» Page and application data records:
-*-*-

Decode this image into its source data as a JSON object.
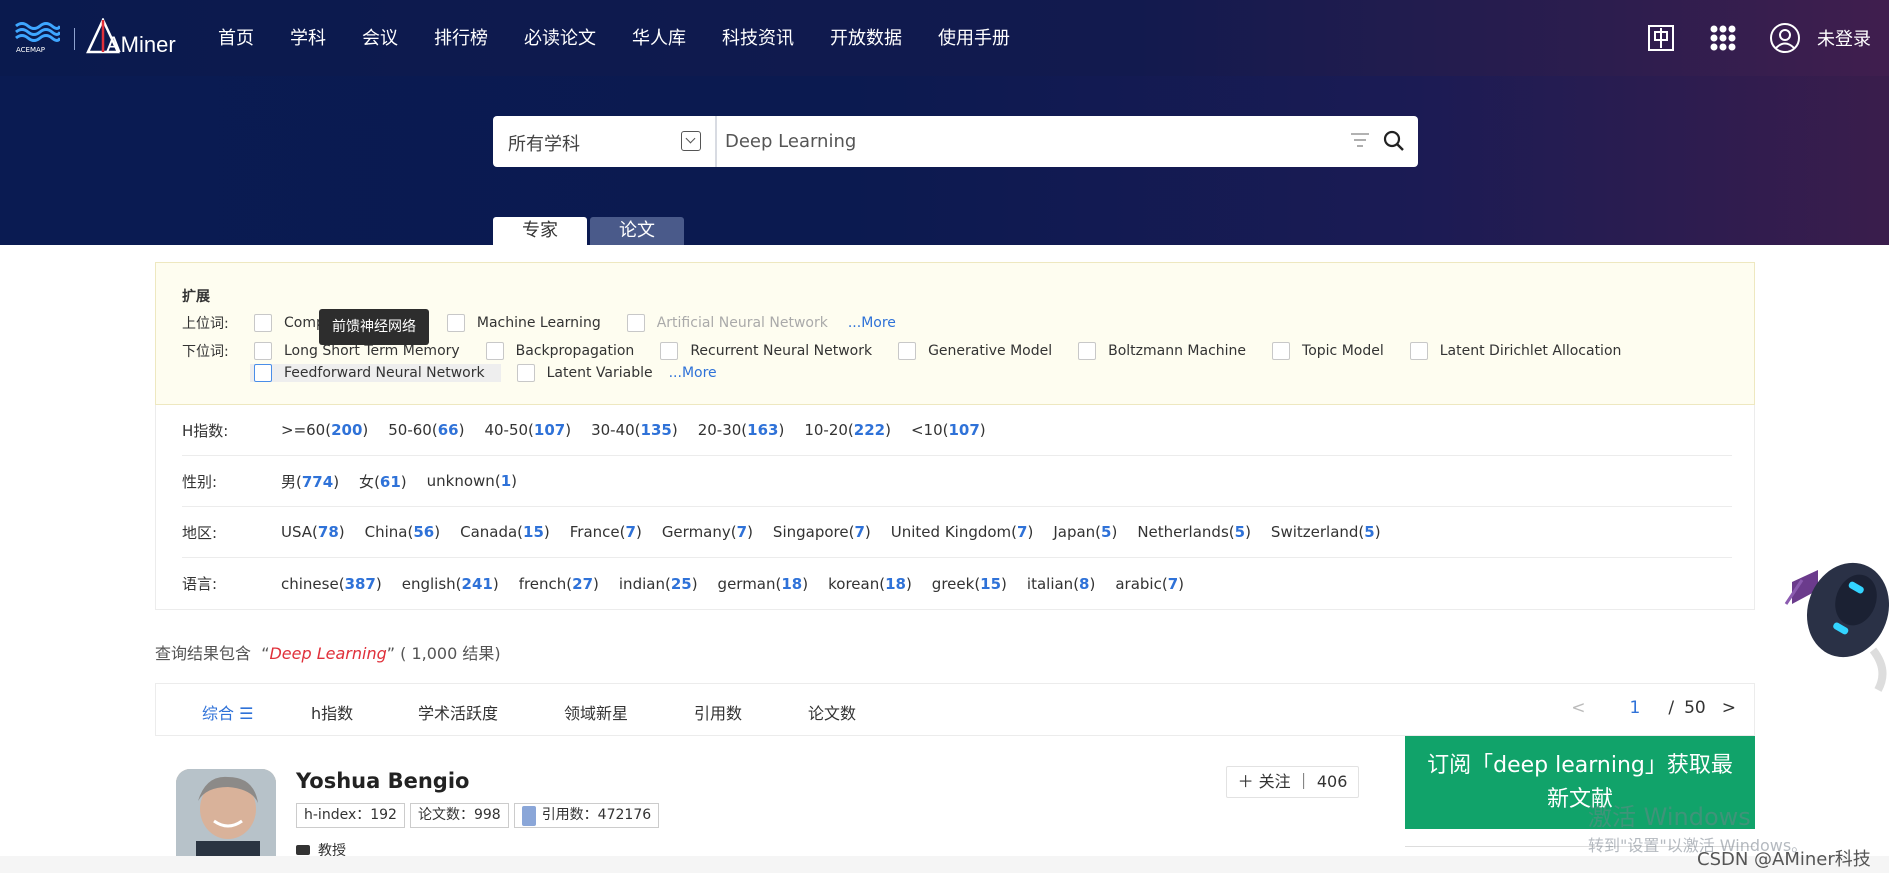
{
  "header": {
    "logo_aminer": "AMiner",
    "logo_acemap": "ACEMAP",
    "nav": [
      "首页",
      "学科",
      "会议",
      "排行榜",
      "必读论文",
      "华人库",
      "科技资讯",
      "开放数据",
      "使用手册"
    ],
    "login_label": "未登录"
  },
  "search": {
    "category": "所有学科",
    "query": "Deep Learning"
  },
  "tabs": [
    "专家",
    "论文"
  ],
  "expansion": {
    "title": "扩展",
    "hypernym_label": "上位词:",
    "hypernyms": [
      "Comp",
      "Machine Learning",
      "Artificial Neural Network"
    ],
    "hyponym_label": "下位词:",
    "hyponyms_row1": [
      "Long Short Term Memory",
      "Backpropagation",
      "Recurrent Neural Network",
      "Generative Model",
      "Boltzmann Machine",
      "Topic Model",
      "Latent Dirichlet Allocation"
    ],
    "hyponyms_row2": [
      "Feedforward Neural Network",
      "Latent Variable"
    ],
    "more_label": "...More",
    "tooltip": "前馈神经网络"
  },
  "facets": {
    "hindex": {
      "label": "H指数:",
      "options": [
        {
          "name": ">=60",
          "count": "200"
        },
        {
          "name": "50-60",
          "count": "66"
        },
        {
          "name": "40-50",
          "count": "107"
        },
        {
          "name": "30-40",
          "count": "135"
        },
        {
          "name": "20-30",
          "count": "163"
        },
        {
          "name": "10-20",
          "count": "222"
        },
        {
          "name": "<10",
          "count": "107"
        }
      ]
    },
    "gender": {
      "label": "性别:",
      "options": [
        {
          "name": "男",
          "count": "774"
        },
        {
          "name": "女",
          "count": "61"
        },
        {
          "name": "unknown",
          "count": "1"
        }
      ]
    },
    "region": {
      "label": "地区:",
      "options": [
        {
          "name": "USA",
          "count": "78"
        },
        {
          "name": "China",
          "count": "56"
        },
        {
          "name": "Canada",
          "count": "15"
        },
        {
          "name": "France",
          "count": "7"
        },
        {
          "name": "Germany",
          "count": "7"
        },
        {
          "name": "Singapore",
          "count": "7"
        },
        {
          "name": "United Kingdom",
          "count": "7"
        },
        {
          "name": "Japan",
          "count": "5"
        },
        {
          "name": "Netherlands",
          "count": "5"
        },
        {
          "name": "Switzerland",
          "count": "5"
        }
      ]
    },
    "language": {
      "label": "语言:",
      "options": [
        {
          "name": "chinese",
          "count": "387"
        },
        {
          "name": "english",
          "count": "241"
        },
        {
          "name": "french",
          "count": "27"
        },
        {
          "name": "indian",
          "count": "25"
        },
        {
          "name": "german",
          "count": "18"
        },
        {
          "name": "korean",
          "count": "18"
        },
        {
          "name": "greek",
          "count": "15"
        },
        {
          "name": "italian",
          "count": "8"
        },
        {
          "name": "arabic",
          "count": "7"
        }
      ]
    }
  },
  "results": {
    "prefix": "查询结果包含",
    "query": "Deep Learning",
    "count_text": "( 1,000 结果)"
  },
  "sort": {
    "options": [
      "综合",
      "h指数",
      "学术活跃度",
      "领域新星",
      "引用数",
      "论文数"
    ],
    "page_current": "1",
    "page_sep": "/",
    "page_total": "50"
  },
  "expert": {
    "name": "Yoshua Bengio",
    "hindex": "h-index：192",
    "papers": "论文数：998",
    "citations": "引用数：472176",
    "institution": "教授",
    "follow_label": "关注",
    "follow_count": "406"
  },
  "subscribe": {
    "line1": "订阅「deep learning」获取最",
    "line2": "新文献"
  },
  "watermarks": {
    "windows1": "激活 Windows",
    "windows2": "转到\"设置\"以激活 Windows。",
    "csdn": "CSDN @AMiner科技"
  }
}
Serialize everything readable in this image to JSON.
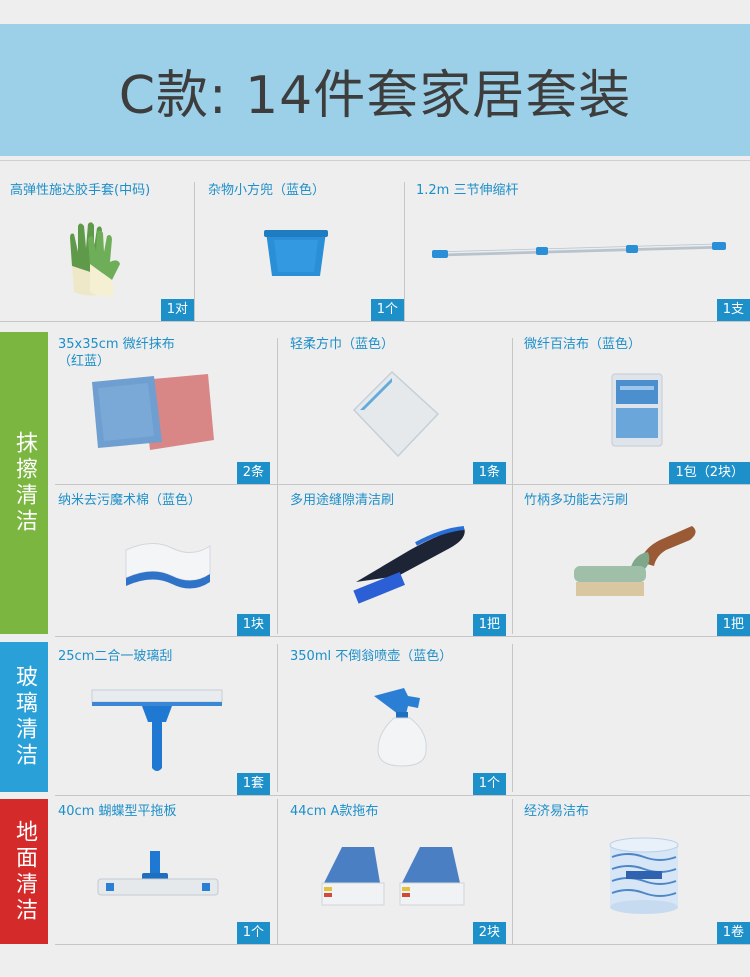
{
  "title": "C款: 14件套家居套装",
  "colors": {
    "accent": "#1d8fc9",
    "banner": "#9cd0e8",
    "green": "#7ab640",
    "blue": "#2aa0d8",
    "red": "#d42a2a"
  },
  "categories": [
    {
      "name": "抹擦清洁",
      "color": "#7ab640"
    },
    {
      "name": "玻璃清洁",
      "color": "#2aa0d8"
    },
    {
      "name": "地面清洁",
      "color": "#d42a2a"
    }
  ],
  "row1": [
    {
      "label": "高弹性施达胶手套(中码)",
      "qty": "1对",
      "icon": "gloves-icon"
    },
    {
      "label": "杂物小方兜（蓝色）",
      "qty": "1个",
      "icon": "basket-icon"
    },
    {
      "label": "1.2m 三节伸缩杆",
      "qty": "1支",
      "icon": "telescopic-pole-icon"
    }
  ],
  "wipe": [
    {
      "label": "35x35cm 微纤抹布",
      "label2": "（红蓝）",
      "qty": "2条",
      "icon": "microfiber-cloths-icon"
    },
    {
      "label": "轻柔方巾（蓝色）",
      "label2": "",
      "qty": "1条",
      "icon": "soft-towel-icon"
    },
    {
      "label": "微纤百洁布（蓝色）",
      "label2": "",
      "qty": "1包（2块）",
      "icon": "scouring-pad-pack-icon"
    },
    {
      "label": "纳米去污魔术棉（蓝色）",
      "label2": "",
      "qty": "1块",
      "icon": "magic-sponge-icon"
    },
    {
      "label": "多用途缝隙清洁刷",
      "label2": "",
      "qty": "1把",
      "icon": "crevice-brush-icon"
    },
    {
      "label": "竹柄多功能去污刷",
      "label2": "",
      "qty": "1把",
      "icon": "bamboo-brush-icon"
    }
  ],
  "glass": [
    {
      "label": "25cm二合一玻璃刮",
      "qty": "1套",
      "icon": "window-squeegee-icon"
    },
    {
      "label": "350ml 不倒翁喷壶（蓝色）",
      "qty": "1个",
      "icon": "spray-bottle-icon"
    }
  ],
  "floor": [
    {
      "label": "40cm 蝴蝶型平拖板",
      "qty": "1个",
      "icon": "flat-mop-icon"
    },
    {
      "label": "44cm A款拖布",
      "qty": "2块",
      "icon": "mop-pads-icon"
    },
    {
      "label": "经济易洁布",
      "qty": "1卷",
      "icon": "cloth-roll-icon"
    }
  ]
}
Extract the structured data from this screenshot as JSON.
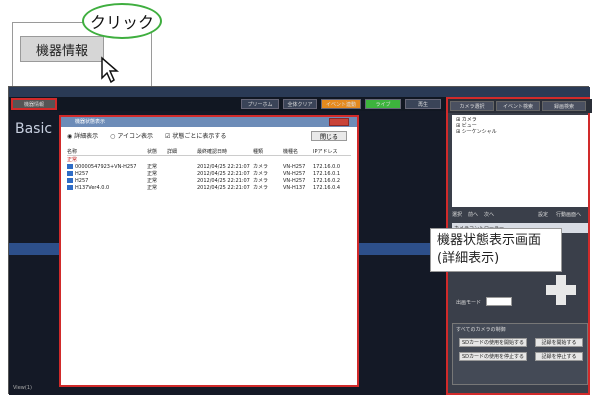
{
  "callout": {
    "button_label": "機器情報",
    "click_label": "クリック"
  },
  "app": {
    "toolbar_button": "機器情報",
    "basic_label": "Basic",
    "toolbar": [
      "プリーホム",
      "全体クリア",
      "イベント連動",
      "ライブ",
      "再生"
    ],
    "right_tabs": [
      "カメラ選択",
      "イベント検索",
      "録画検索"
    ],
    "tree_items": [
      "カメラ",
      "ビュー",
      "シーケンシャル"
    ],
    "right_buttons": [
      "選択",
      "前へ",
      "次へ",
      "設定",
      "行動画面へ"
    ],
    "ctrl_label": "カメラコントローラー",
    "focus_label": "出画モード",
    "section_title": "すべてのカメラの制御",
    "section_buttons": [
      "SDカードの使用を開始する",
      "記録を開始する",
      "SDカードの使用を停止する",
      "記録を停止する"
    ],
    "view_label": "View(1)"
  },
  "dialog": {
    "title": "機器状態表示",
    "option_detail": "詳細表示",
    "option_icon": "アイコン表示",
    "option_check": "状態ごとに表示する",
    "close_label": "閉じる",
    "columns": [
      "名称",
      "状態",
      "詳細",
      "最終確認日時",
      "種類",
      "機種名",
      "IPアドレス"
    ],
    "group": "正常",
    "rows": [
      [
        "00000547923+VN-H257",
        "正常",
        "",
        "2012/04/25 22:21:07",
        "カメラ",
        "VN-H257",
        "172.16.0.0"
      ],
      [
        "H257",
        "正常",
        "",
        "2012/04/25 22:21:07",
        "カメラ",
        "VN-H257",
        "172.16.0.1"
      ],
      [
        "H257",
        "正常",
        "",
        "2012/04/25 22:21:07",
        "カメラ",
        "VN-H257",
        "172.16.0.2"
      ],
      [
        "H137Ver4.0.0",
        "正常",
        "",
        "2012/04/25 22:21:07",
        "カメラ",
        "VN-H137",
        "172.16.0.4"
      ]
    ]
  },
  "annotation": {
    "line1": "機器状態表示画面",
    "line2": "(詳細表示)"
  }
}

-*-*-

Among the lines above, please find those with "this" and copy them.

» Response area:
Decode this image into its source data as a JSON object.
Serialize everything readable in this image to JSON.
Extract the structured data from this screenshot as JSON.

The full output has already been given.